What is being asked:
All that should appear is the run of lines from the one containing "Decode this image" through the end of the records, each repeated exactly.

[Opening Records for the task section]

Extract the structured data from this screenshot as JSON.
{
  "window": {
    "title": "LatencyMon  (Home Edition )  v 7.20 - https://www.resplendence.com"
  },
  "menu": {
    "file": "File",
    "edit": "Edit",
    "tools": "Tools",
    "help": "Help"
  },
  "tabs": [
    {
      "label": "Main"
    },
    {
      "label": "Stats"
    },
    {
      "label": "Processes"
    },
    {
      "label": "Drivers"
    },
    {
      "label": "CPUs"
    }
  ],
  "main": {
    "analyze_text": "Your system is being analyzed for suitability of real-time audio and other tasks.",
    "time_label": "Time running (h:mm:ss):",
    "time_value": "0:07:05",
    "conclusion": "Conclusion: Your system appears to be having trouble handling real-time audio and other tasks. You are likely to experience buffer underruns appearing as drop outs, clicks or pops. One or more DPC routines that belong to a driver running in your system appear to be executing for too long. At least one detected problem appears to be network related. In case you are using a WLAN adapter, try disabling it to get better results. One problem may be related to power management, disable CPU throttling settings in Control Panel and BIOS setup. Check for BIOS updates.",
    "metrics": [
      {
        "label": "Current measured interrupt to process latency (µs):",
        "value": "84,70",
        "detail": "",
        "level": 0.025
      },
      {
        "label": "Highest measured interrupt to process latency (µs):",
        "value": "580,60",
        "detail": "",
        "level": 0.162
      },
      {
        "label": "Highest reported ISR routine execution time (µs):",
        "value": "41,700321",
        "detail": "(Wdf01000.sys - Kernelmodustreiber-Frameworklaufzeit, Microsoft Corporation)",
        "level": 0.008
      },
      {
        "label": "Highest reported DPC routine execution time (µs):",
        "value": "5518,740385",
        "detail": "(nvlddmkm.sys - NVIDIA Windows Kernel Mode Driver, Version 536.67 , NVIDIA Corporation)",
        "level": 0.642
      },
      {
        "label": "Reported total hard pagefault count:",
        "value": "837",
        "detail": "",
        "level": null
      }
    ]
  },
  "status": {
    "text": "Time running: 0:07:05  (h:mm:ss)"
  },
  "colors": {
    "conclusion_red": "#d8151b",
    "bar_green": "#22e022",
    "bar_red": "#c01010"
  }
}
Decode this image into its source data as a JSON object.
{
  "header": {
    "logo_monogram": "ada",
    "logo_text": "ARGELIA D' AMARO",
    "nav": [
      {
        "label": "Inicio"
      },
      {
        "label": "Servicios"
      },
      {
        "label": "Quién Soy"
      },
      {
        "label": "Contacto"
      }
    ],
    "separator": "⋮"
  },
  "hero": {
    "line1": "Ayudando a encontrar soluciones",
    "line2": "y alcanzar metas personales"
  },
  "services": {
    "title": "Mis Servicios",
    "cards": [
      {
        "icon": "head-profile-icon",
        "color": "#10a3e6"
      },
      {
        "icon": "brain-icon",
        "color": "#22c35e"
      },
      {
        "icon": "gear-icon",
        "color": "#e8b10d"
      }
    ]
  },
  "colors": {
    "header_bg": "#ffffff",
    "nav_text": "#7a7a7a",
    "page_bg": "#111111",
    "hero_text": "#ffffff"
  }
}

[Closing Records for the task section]

Worked solution:
Decode this image into its source data as a JSON object.
{
  "header": {
    "logo_monogram": "ada",
    "logo_text": "ARGELIA D' AMARO",
    "nav": [
      {
        "label": "Inicio"
      },
      {
        "label": "Servicios"
      },
      {
        "label": "Quién Soy"
      },
      {
        "label": "Contacto"
      }
    ],
    "separator": "⋮"
  },
  "hero": {
    "line1": "Ayudando a encontrar soluciones",
    "line2": "y alcanzar metas personales"
  },
  "services": {
    "title": "Mis Servicios",
    "cards": [
      {
        "icon": "head-profile-icon",
        "color": "#10a3e6"
      },
      {
        "icon": "brain-icon",
        "color": "#22c35e"
      },
      {
        "icon": "gear-icon",
        "color": "#e8b10d"
      }
    ]
  },
  "colors": {
    "header_bg": "#ffffff",
    "nav_text": "#7a7a7a",
    "page_bg": "#111111",
    "hero_text": "#ffffff"
  }
}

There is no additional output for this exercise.